Homeopathy, fairies, satanic panics and paranormal powers are among the topics to discussed by academics at the 16th annual European Skeptics Congress. Taking place at Goldsmiths, University of London between 11 and 13 September, the conference will seek to “promote rational thinking and enquiry, and engage in debate on pseudoscience, religion and the paranormal”. Science broadcaster Jim Al-Khalili, president of the British Humanist Association, will give the keynote speech at the conference, which will also welcome speakers on sleep paralysis, magic and conspiracy theories.
Edge Hill University
A university is joining forces with Glasgow-based independent publisher Freight Books to launch its own literary press. Edge Hill University Press has secured initial funding for four years and four books. The first – an anthology of authors previously shortlisted for the Edge Hill Short Story Prize – will be released next summer. Well-known writers such as Neil Gaiman, A. L. Kennedy, Ali Smith and Colm Tóibín have already been confirmed as contributors. There will also be internships for six students a year, who will get a chance to gain real publishing industry experience.
Liverpool John Moores University

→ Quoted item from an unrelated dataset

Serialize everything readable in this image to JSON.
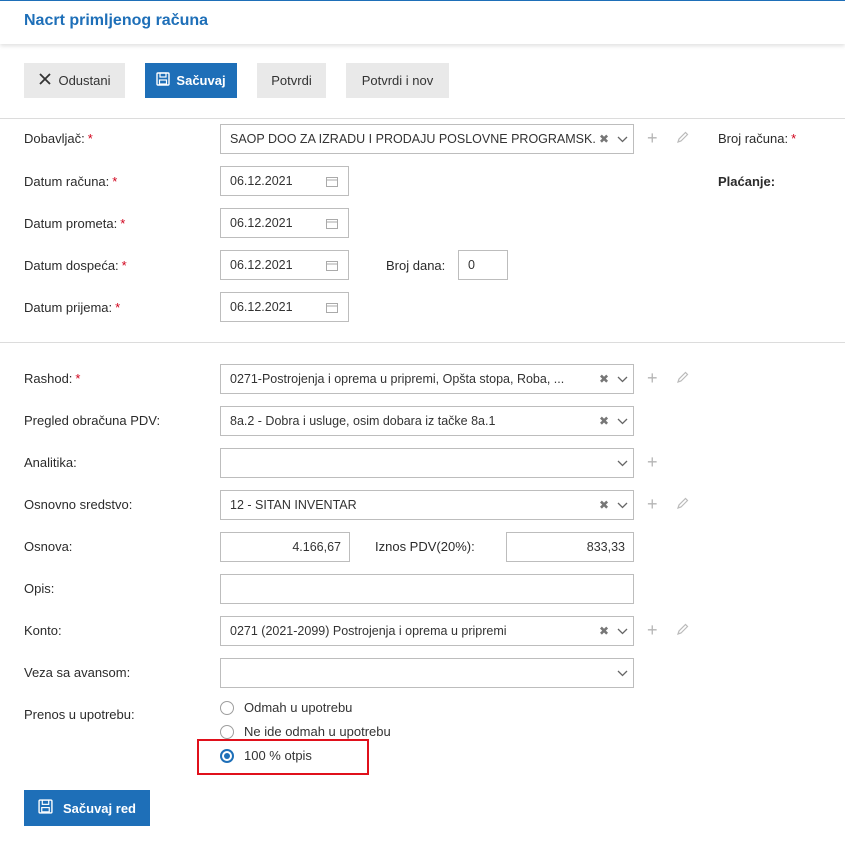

A university has announced the first winner of a year-long fellowship giving a new journalism graduate the opportunity to work at Index on Censorship magazine and website. The Liverpool John Moores University/Tim Hetherington Fellowship is named after a photojournalist, film-maker and artist who devoted much of his life to defending freedom of expression. The award, co-sponsored by both LJMU and Index and won by Josie Timms in its first year, will give the winner a chance to write about authors, journalists and artists around the world who face pressure and persecution designed to restrict what they can say.